There are a lot of farms in Vermont, and many of them run apprenticeship programs. We sought out ours on the website of the Northeast Organic Farming Association of Vermont (NOFA-VT), which is an incredible resource. Other options include the National Sustainable Agriculture Information Services (ATTRA) and the Willing Workers on Organic Farms (WWOOF) program. With NOFA, farmers fill out a form providing information about their focus, management style, marketing strategies, and how much they’ll pay an apprentice; apprentices fill out a form that details their past experiences, useful skills, and what they’re looking for in a farm. Each group can then contact the other. The available farms in Vermont range from one-acre homesteads to dairy operations to 20-acre vegetable farms, and they ask for anywhere from 15 to 60 hours a week. Many offer room and board (or a CSA share, or free access to seconds, or at least all the zucchini you can eat) in addition to a usually modest stipend. For would-be apprentices, figuring out which farm will provide the best match for your circumstances and goals is a delightful and tricky business.
We spent two months at the farm near Montpelier, learning the basics of livestock care and planting a lot of seeds. As the vegetable season took off, however, we decided we wanted to experience a for-profit farm, not just an educational one. High Ledge Farm, in Woodbury, is a three-acre family farm that grows all the standard vegetables, with a focus on “the basics”: pantry staples like potatoes, carrots, tomatoes, and beets. We will be here for the rest of the summer, and we hope to learn as much as we possibly can before we strike out on our own next season.
We aren’t entirely sure what kind of farm we want to run—we hope that the apprenticeship will give us some insight into that—but we have some guidelines, based largely on the aspects of farming that appealed to us from the beginning. For instance, we like working outside, so we want to farm in a way that maximizes that. And while we don’t oppose the judicious use of machinery and fossil fuels, we want to have our hands in the dirt. That means running a small-scale farm, on the order of one to five acres.
We also know that we want to have chickens because we eat a whole lot of eggs.
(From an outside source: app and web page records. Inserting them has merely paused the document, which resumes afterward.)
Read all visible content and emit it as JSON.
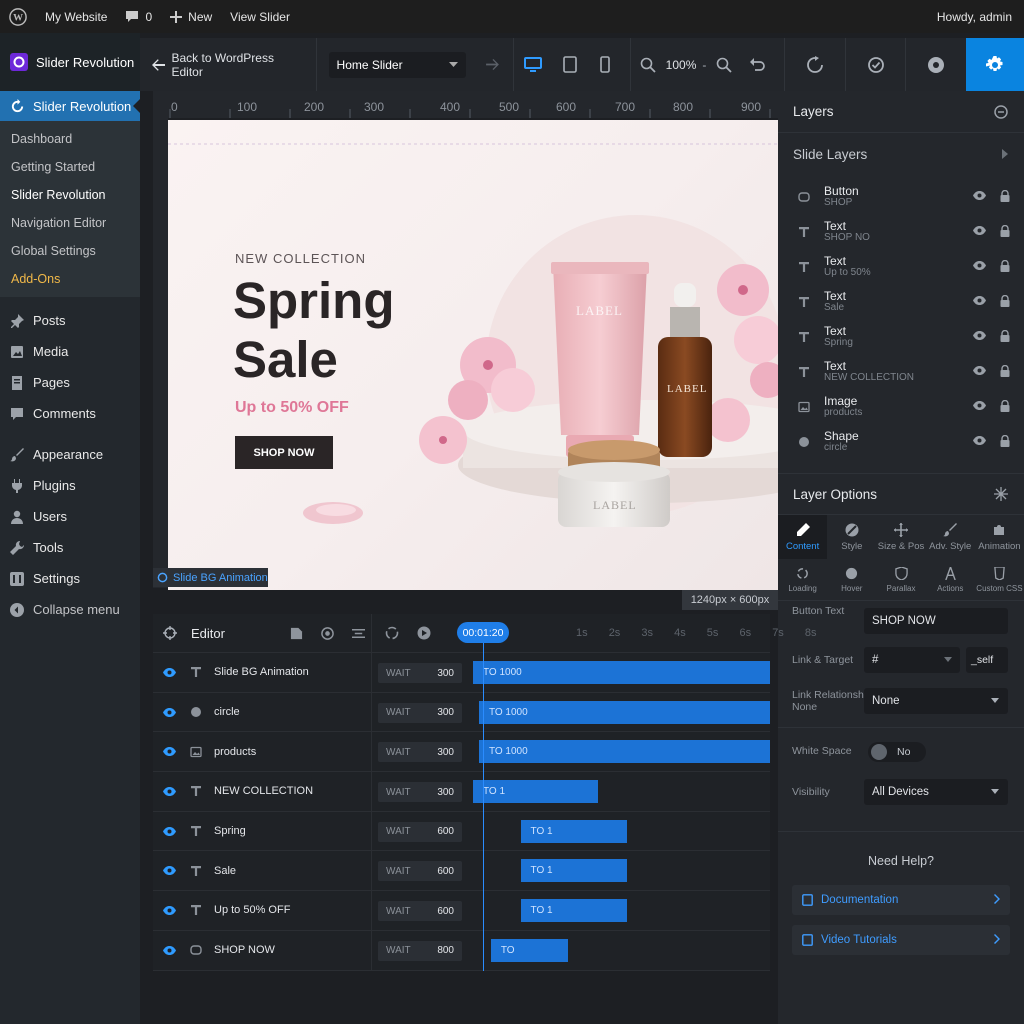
{
  "adminbar": {
    "site": "My Website",
    "comments": "0",
    "new": "New",
    "view": "View Slider",
    "howdy": "Howdy, admin"
  },
  "sidebar": {
    "brand": "Slider Revolution",
    "active": "Slider Revolution",
    "submenu": [
      "Dashboard",
      "Getting Started",
      "Slider Revolution",
      "Navigation Editor",
      "Global Settings",
      "Add-Ons"
    ],
    "menu": [
      "Posts",
      "Media",
      "Pages",
      "Comments",
      "Appearance",
      "Plugins",
      "Users",
      "Tools",
      "Settings",
      "Collapse menu"
    ]
  },
  "toolbar": {
    "back": "Back to WordPress Editor",
    "slider": "Home Slider",
    "zoom": "100%"
  },
  "ruler": {
    "ticks": [
      "0",
      "100",
      "200",
      "300",
      "400",
      "500",
      "600",
      "700",
      "800",
      "900"
    ]
  },
  "canvas": {
    "eyebrow": "NEW COLLECTION",
    "headline1": "Spring",
    "headline2": "Sale",
    "offer": "Up to 50% OFF",
    "cta": "SHOP NOW",
    "tube_label": "LABEL",
    "bottle_label": "LABEL",
    "jar_label": "LABEL",
    "size": "1240px × 600px",
    "bg_anim": "Slide BG Animation"
  },
  "layers": {
    "title": "Layers",
    "slide_layers": "Slide Layers",
    "items": [
      {
        "name": "Button",
        "sub": "SHOP",
        "icon": "button-icon"
      },
      {
        "name": "Text",
        "sub": "SHOP NO",
        "icon": "text-icon"
      },
      {
        "name": "Text",
        "sub": "Up to 50%",
        "icon": "text-icon"
      },
      {
        "name": "Text",
        "sub": "Sale",
        "icon": "text-icon"
      },
      {
        "name": "Text",
        "sub": "Spring",
        "icon": "text-icon"
      },
      {
        "name": "Text",
        "sub": "NEW COLLECTION",
        "icon": "text-icon"
      },
      {
        "name": "Image",
        "sub": "products",
        "icon": "image-icon"
      },
      {
        "name": "Shape",
        "sub": "circle",
        "icon": "shape-icon"
      }
    ]
  },
  "options": {
    "title": "Layer Options",
    "tabs": [
      "Content",
      "Style",
      "Size & Pos",
      "Adv. Style",
      "Animation"
    ],
    "subtabs": [
      "Loading",
      "Hover",
      "Parallax",
      "Actions",
      "Custom CSS"
    ],
    "button_text_label": "Button Text",
    "button_text": "SHOP NOW",
    "link_label": "Link & Target",
    "link_value": "#",
    "target_value": "_self",
    "rel_label": "Link Relationship",
    "rel_sub": "None",
    "rel_value": "None",
    "whitespace_label": "White Space",
    "whitespace_value": "No",
    "visibility_label": "Visibility",
    "visibility_value": "All Devices"
  },
  "help": {
    "title": "Need Help?",
    "docs": "Documentation",
    "videos": "Video Tutorials"
  },
  "timeline": {
    "editor": "Editor",
    "time": "00:01:20",
    "seconds": [
      "1s",
      "2s",
      "3s",
      "4s",
      "5s",
      "6s",
      "7s",
      "8s"
    ],
    "wait_label": "WAIT",
    "rows": [
      {
        "name": "Slide BG Animation",
        "icon": "text-icon",
        "wait": "300",
        "to": "TO 1000",
        "start": 0.0,
        "end": 1.0
      },
      {
        "name": "circle",
        "icon": "shape-icon",
        "wait": "300",
        "to": "TO 1000",
        "start": 0.02,
        "end": 1.0
      },
      {
        "name": "products",
        "icon": "image-icon",
        "wait": "300",
        "to": "TO 1000",
        "start": 0.02,
        "end": 1.0
      },
      {
        "name": "NEW COLLECTION",
        "icon": "text-icon",
        "wait": "300",
        "to": "TO 1",
        "start": 0.0,
        "end": 0.42
      },
      {
        "name": "Spring",
        "icon": "text-icon",
        "wait": "600",
        "to": "TO 1",
        "start": 0.16,
        "end": 0.52
      },
      {
        "name": "Sale",
        "icon": "text-icon",
        "wait": "600",
        "to": "TO 1",
        "start": 0.16,
        "end": 0.52
      },
      {
        "name": "Up to 50% OFF",
        "icon": "text-icon",
        "wait": "600",
        "to": "TO 1",
        "start": 0.16,
        "end": 0.52
      },
      {
        "name": "SHOP NOW",
        "icon": "button-icon",
        "wait": "800",
        "to": "TO",
        "start": 0.06,
        "end": 0.32
      }
    ]
  }
}
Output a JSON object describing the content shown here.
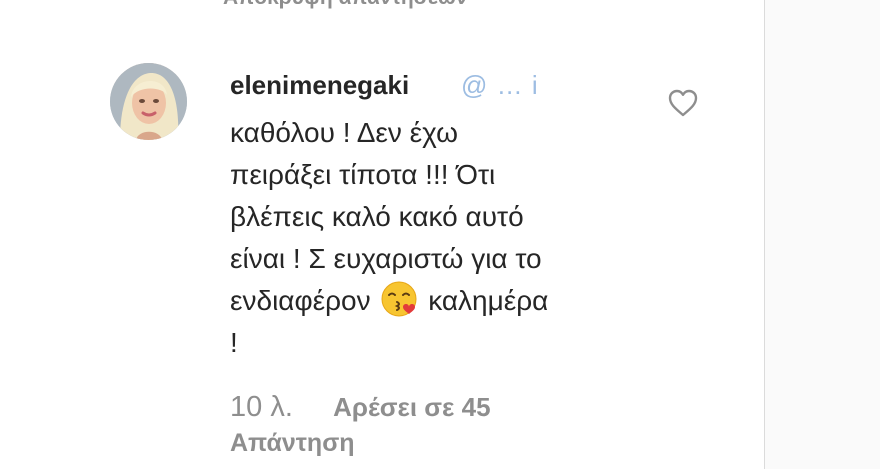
{
  "top": {
    "hidden_replies_label": "Απόκρυψη απαντήσεων"
  },
  "comment": {
    "username": "elenimenegaki",
    "mention": "@ … i",
    "lines": [
      "καθόλου ! Δεν έχω",
      "πειράξει τίποτα !!! Ότι",
      "βλέπεις καλό κακό αυτό",
      "είναι ! Σ ευχαριστώ για το",
      "ενδιαφέρον",
      "καλημέρα",
      "!"
    ],
    "time": "10 λ.",
    "likes": "Αρέσει σε 45",
    "reply_label": "Απάντηση"
  },
  "icons": {
    "like": "heart-outline-icon",
    "emoji": "kissing-face-emoji-icon",
    "avatar": "profile-photo"
  },
  "colors": {
    "text": "#262626",
    "secondary": "#8e8e8e",
    "mention": "#7da7d9",
    "panel": "#fafafa",
    "border": "#dbdbdb"
  }
}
Whether we’ll have a rooster, I don’t know. If we do have one, though, he’ll live far from our window.
Photo courtesy of Caitlin O'Brien